Today’s burgeoning ready-to-cook and ready-to-eat fruit and vegetable products go way beyond baby carrots with ranch. Consumers want to eat more fresh produce, but they’re not confident in their ability to cook with it. Solving this conundrum are products like ReadyPac’s Fresh Prep’d Soup Kits and Sunset Grown’s You Make Me pasta kits. We predict many more of these fresh produce kits coming in the near future.
Non-Food Brands Branch Out:
We believe that licensing is one way to solve the dilemma of building new food brands because it lets companies gain access to a new brand without having to build it.
When Oprah enters a new industry, watch out. Now that she’s launched a line of refrigerated foods, we can expect a lot more products to launch under her partnership with Kraft Heinz. Oprah is not the only non-food brand entering the industry. Patagonia used to sell only clothing. Today they offer brand loyalists a line of mission-driven Provisions that range from buffalo jerky to soup to smoked salmon. The question is, “What non-food brand will appear next in your cart?!”

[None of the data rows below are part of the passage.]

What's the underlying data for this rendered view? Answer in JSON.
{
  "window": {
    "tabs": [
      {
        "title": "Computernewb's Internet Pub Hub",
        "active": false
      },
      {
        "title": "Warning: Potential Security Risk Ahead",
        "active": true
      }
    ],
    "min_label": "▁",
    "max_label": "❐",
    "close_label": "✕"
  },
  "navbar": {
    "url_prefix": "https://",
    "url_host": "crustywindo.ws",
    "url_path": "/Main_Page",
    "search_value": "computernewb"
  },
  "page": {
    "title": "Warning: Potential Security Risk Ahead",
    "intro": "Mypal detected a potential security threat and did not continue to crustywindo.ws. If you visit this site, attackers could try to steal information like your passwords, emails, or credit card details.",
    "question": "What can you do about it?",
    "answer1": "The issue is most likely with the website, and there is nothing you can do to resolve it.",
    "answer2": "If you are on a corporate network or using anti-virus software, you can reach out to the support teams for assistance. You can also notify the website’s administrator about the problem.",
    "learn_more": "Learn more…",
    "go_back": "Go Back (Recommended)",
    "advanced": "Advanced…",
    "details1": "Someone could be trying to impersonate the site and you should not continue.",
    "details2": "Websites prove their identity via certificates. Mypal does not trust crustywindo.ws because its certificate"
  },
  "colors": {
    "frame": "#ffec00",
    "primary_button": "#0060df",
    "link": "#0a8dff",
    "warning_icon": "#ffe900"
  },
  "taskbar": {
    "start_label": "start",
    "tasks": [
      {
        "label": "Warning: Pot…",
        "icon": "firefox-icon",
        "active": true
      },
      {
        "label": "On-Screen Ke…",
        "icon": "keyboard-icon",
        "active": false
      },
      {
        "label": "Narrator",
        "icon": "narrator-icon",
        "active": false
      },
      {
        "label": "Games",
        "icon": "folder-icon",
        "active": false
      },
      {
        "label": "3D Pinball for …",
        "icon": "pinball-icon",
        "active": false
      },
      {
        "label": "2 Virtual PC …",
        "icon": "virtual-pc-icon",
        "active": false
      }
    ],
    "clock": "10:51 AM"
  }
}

Originally appeared in the March, 2018 issue of Prepared Foods as Where What's New—Meets What's Next.